_Task prompt_: Filter out all lines without the word "perna" from the data below, please, and copy the rest.

Segment Start: Material provided

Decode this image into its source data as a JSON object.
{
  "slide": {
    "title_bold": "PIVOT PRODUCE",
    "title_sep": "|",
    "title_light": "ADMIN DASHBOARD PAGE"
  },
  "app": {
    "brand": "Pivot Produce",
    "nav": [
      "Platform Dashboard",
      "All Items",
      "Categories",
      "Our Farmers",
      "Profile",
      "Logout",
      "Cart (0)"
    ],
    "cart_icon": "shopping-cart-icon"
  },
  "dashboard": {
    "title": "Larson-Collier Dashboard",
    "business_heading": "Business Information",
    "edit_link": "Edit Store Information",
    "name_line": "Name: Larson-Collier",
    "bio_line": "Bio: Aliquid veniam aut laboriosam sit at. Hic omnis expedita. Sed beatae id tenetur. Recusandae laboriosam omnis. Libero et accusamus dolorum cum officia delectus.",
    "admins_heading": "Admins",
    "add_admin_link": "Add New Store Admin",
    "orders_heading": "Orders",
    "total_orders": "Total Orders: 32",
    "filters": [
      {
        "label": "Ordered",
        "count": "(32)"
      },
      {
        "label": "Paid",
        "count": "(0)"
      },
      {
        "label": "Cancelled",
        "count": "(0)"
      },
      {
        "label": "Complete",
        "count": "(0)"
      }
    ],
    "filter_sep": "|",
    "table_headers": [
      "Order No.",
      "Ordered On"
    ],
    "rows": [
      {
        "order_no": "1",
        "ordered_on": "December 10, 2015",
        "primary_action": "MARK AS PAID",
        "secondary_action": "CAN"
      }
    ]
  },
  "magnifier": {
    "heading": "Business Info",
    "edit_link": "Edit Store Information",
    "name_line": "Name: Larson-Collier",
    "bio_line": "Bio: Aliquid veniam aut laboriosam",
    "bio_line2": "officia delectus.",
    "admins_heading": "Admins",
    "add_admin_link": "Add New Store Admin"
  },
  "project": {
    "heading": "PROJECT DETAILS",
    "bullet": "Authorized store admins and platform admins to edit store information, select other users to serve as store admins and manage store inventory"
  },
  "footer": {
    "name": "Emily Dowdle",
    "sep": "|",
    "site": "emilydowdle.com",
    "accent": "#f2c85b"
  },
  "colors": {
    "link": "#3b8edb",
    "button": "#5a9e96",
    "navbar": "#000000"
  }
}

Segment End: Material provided
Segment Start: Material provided

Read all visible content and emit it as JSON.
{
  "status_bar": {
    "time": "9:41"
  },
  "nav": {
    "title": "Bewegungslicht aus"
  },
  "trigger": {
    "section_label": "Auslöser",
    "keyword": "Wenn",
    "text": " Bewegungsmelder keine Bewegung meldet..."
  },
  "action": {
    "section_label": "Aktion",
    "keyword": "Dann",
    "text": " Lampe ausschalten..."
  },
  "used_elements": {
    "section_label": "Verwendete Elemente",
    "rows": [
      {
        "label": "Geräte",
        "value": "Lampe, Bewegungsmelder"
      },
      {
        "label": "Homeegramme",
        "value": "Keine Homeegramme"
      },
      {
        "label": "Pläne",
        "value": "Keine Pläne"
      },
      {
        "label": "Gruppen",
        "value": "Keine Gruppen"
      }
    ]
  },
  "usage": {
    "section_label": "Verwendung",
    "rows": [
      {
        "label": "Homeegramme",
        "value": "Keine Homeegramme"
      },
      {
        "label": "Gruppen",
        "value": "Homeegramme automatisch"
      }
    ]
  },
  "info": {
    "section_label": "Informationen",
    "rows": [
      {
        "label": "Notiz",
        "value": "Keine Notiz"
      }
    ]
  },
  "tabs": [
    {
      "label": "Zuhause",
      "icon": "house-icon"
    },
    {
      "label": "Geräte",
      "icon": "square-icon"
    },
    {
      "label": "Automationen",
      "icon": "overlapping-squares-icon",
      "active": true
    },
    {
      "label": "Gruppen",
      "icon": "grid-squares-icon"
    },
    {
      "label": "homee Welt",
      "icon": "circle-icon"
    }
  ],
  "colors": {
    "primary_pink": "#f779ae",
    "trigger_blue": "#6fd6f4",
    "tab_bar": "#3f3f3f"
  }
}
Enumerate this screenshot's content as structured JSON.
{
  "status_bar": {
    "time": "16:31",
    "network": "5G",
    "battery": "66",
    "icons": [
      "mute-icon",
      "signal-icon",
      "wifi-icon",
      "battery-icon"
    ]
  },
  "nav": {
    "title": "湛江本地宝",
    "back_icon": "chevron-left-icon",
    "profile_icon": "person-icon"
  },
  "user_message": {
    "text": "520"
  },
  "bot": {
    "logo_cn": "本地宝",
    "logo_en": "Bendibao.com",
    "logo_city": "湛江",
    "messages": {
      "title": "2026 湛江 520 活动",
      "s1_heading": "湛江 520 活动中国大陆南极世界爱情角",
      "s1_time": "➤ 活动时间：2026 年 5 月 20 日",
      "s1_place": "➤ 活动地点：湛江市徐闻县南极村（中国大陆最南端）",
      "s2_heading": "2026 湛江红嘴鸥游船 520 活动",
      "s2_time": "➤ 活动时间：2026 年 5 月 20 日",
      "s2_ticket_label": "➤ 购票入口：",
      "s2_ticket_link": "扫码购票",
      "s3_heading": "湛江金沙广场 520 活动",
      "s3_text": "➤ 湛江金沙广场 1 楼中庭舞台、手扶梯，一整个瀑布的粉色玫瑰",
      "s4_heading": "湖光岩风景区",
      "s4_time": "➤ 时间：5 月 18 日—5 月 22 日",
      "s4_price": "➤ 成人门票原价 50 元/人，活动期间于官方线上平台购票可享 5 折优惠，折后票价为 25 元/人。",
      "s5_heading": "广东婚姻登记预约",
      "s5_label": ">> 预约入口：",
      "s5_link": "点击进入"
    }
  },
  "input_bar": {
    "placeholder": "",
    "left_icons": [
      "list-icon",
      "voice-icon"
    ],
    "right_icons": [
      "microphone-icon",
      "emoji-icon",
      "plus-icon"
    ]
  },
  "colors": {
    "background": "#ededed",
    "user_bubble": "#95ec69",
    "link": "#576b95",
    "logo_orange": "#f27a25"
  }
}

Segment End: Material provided
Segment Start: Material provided

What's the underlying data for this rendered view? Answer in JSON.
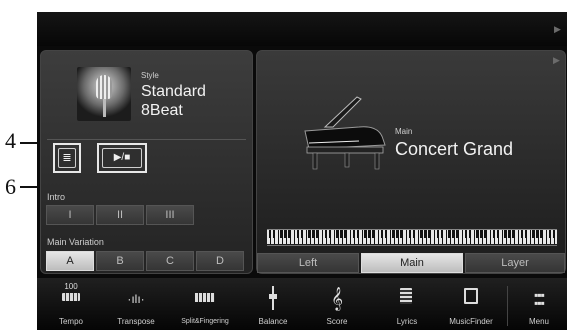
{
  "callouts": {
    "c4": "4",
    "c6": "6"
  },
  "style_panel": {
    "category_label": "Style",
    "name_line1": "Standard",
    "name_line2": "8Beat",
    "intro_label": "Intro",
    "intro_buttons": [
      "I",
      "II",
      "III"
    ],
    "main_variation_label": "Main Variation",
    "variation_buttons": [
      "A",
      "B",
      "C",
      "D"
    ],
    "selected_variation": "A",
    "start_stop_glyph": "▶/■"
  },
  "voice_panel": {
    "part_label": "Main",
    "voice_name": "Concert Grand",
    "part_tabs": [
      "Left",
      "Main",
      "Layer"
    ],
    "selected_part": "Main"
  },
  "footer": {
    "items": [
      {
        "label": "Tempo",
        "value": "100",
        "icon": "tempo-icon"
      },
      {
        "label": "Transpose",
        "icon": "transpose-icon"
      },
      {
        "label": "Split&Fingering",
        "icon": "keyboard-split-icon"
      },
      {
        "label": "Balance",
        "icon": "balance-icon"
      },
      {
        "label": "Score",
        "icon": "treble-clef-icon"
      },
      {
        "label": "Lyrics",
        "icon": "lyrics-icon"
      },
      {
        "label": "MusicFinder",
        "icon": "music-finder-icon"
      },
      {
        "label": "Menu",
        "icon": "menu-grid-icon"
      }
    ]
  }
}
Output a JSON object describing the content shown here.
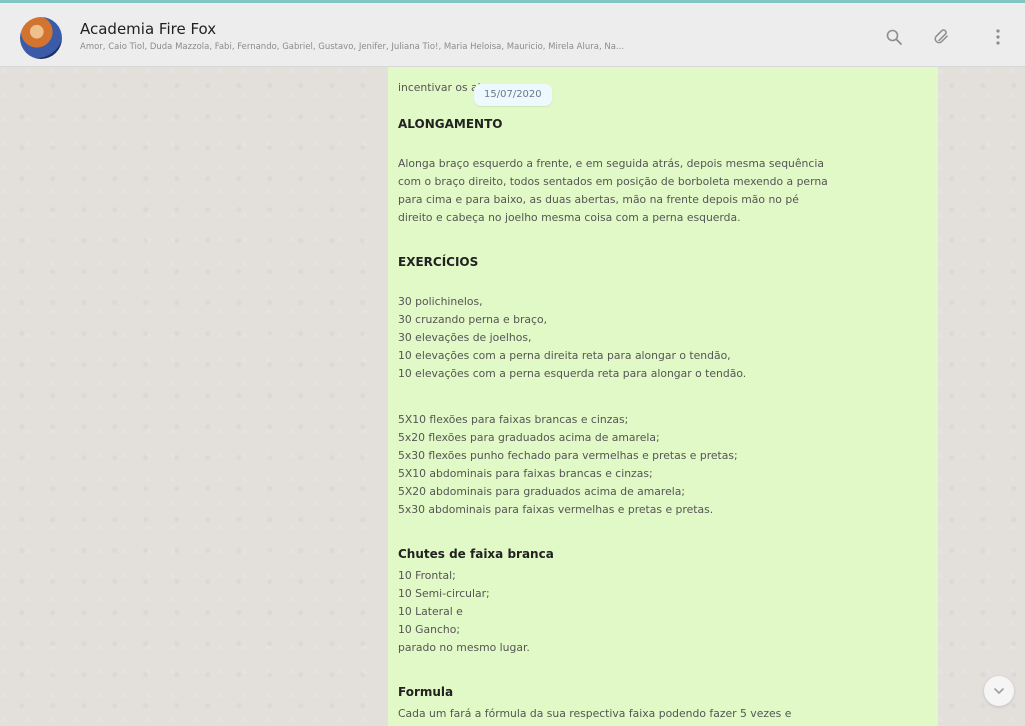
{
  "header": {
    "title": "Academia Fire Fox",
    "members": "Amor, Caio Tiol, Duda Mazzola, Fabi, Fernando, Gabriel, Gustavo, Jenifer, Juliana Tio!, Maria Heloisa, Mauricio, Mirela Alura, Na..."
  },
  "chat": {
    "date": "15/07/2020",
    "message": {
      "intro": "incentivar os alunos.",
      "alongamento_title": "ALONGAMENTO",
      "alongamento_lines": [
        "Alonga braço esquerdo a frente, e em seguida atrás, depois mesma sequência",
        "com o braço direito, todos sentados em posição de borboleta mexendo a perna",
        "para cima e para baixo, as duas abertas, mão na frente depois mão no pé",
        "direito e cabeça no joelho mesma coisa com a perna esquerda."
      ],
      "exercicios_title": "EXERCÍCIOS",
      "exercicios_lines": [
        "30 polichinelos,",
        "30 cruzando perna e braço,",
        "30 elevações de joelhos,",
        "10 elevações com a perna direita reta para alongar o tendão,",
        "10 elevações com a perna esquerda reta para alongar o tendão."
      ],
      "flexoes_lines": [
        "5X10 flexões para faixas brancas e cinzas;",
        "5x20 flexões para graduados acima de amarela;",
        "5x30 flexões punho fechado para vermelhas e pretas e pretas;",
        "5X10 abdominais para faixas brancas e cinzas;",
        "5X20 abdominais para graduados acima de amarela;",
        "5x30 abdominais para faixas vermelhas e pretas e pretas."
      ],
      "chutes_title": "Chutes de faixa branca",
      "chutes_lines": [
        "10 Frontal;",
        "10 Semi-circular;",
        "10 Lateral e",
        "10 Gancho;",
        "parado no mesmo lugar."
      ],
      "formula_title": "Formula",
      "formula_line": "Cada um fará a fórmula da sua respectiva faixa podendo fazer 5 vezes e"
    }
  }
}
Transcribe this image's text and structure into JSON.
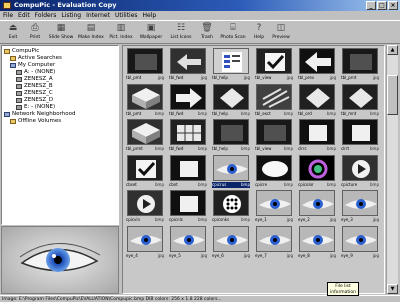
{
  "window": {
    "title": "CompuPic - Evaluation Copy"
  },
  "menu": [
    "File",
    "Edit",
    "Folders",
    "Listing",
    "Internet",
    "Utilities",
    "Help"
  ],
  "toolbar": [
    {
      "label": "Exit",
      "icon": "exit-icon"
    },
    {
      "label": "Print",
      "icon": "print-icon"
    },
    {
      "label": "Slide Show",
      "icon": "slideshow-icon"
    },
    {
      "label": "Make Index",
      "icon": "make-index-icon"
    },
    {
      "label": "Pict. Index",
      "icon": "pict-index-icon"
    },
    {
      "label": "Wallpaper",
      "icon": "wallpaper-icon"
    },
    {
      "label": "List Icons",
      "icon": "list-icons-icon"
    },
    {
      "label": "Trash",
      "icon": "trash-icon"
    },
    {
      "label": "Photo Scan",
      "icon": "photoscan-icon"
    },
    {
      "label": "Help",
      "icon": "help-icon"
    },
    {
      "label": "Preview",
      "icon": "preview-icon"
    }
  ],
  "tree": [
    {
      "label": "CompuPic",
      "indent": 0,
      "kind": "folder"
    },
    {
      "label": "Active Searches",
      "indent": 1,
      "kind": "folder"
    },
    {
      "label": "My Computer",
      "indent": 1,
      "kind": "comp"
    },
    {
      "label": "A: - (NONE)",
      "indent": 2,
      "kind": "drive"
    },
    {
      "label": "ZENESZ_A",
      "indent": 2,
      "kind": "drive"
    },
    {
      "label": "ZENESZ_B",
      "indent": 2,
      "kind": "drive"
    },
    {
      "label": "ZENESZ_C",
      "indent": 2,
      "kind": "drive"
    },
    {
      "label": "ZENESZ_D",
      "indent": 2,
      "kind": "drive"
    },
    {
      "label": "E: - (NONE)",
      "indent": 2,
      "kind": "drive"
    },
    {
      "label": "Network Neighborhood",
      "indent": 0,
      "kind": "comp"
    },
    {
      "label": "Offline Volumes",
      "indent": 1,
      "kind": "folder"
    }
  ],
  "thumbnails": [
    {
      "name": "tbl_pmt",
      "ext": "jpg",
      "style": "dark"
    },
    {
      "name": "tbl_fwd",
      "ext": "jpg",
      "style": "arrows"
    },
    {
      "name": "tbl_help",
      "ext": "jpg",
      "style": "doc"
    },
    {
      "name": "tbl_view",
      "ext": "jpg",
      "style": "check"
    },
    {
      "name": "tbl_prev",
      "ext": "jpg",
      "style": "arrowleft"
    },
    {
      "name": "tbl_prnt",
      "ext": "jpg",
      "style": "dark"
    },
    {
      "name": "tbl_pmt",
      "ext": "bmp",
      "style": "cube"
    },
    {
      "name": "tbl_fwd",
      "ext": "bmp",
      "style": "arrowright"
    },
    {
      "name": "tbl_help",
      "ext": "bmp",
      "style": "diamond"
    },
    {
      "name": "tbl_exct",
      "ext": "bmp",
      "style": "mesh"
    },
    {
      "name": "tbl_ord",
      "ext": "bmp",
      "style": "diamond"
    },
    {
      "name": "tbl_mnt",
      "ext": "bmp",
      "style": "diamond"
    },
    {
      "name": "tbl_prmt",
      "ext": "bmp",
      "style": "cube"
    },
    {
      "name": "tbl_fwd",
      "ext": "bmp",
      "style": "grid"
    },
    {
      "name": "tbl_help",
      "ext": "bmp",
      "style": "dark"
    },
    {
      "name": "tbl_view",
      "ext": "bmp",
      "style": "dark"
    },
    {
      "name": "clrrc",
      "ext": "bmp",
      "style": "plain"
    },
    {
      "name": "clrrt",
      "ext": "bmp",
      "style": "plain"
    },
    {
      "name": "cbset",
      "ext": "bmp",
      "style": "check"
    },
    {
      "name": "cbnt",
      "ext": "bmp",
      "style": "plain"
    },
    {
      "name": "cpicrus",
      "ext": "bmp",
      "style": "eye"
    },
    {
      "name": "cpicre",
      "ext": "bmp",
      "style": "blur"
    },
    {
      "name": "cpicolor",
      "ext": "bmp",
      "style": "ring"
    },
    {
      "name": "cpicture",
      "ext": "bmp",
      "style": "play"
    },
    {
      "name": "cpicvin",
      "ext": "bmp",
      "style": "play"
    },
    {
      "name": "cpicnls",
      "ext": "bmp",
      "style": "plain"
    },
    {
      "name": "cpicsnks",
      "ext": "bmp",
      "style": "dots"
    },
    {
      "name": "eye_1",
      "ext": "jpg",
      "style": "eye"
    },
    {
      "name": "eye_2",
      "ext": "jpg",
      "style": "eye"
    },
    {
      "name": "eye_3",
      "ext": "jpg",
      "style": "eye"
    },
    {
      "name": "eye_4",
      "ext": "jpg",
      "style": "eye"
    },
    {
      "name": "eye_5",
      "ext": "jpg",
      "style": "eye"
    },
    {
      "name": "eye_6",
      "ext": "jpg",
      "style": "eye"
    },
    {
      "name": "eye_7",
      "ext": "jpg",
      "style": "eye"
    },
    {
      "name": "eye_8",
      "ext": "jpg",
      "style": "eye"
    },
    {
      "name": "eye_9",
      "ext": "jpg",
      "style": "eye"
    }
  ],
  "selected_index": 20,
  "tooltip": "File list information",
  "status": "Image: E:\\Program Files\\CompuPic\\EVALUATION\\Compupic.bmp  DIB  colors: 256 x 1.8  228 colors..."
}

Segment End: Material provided

_Finished task_:
        "com o braço direito, todos sentados em posição de borboleta mexendo a perna",
        "direito e cabeça no joelho mesma coisa com a perna esquerda."
        "30 cruzando perna e braço,",
        "10 elevações com a perna direita reta para alongar o tendão,",
        "10 elevações com a perna esquerda reta para alongar o tendão."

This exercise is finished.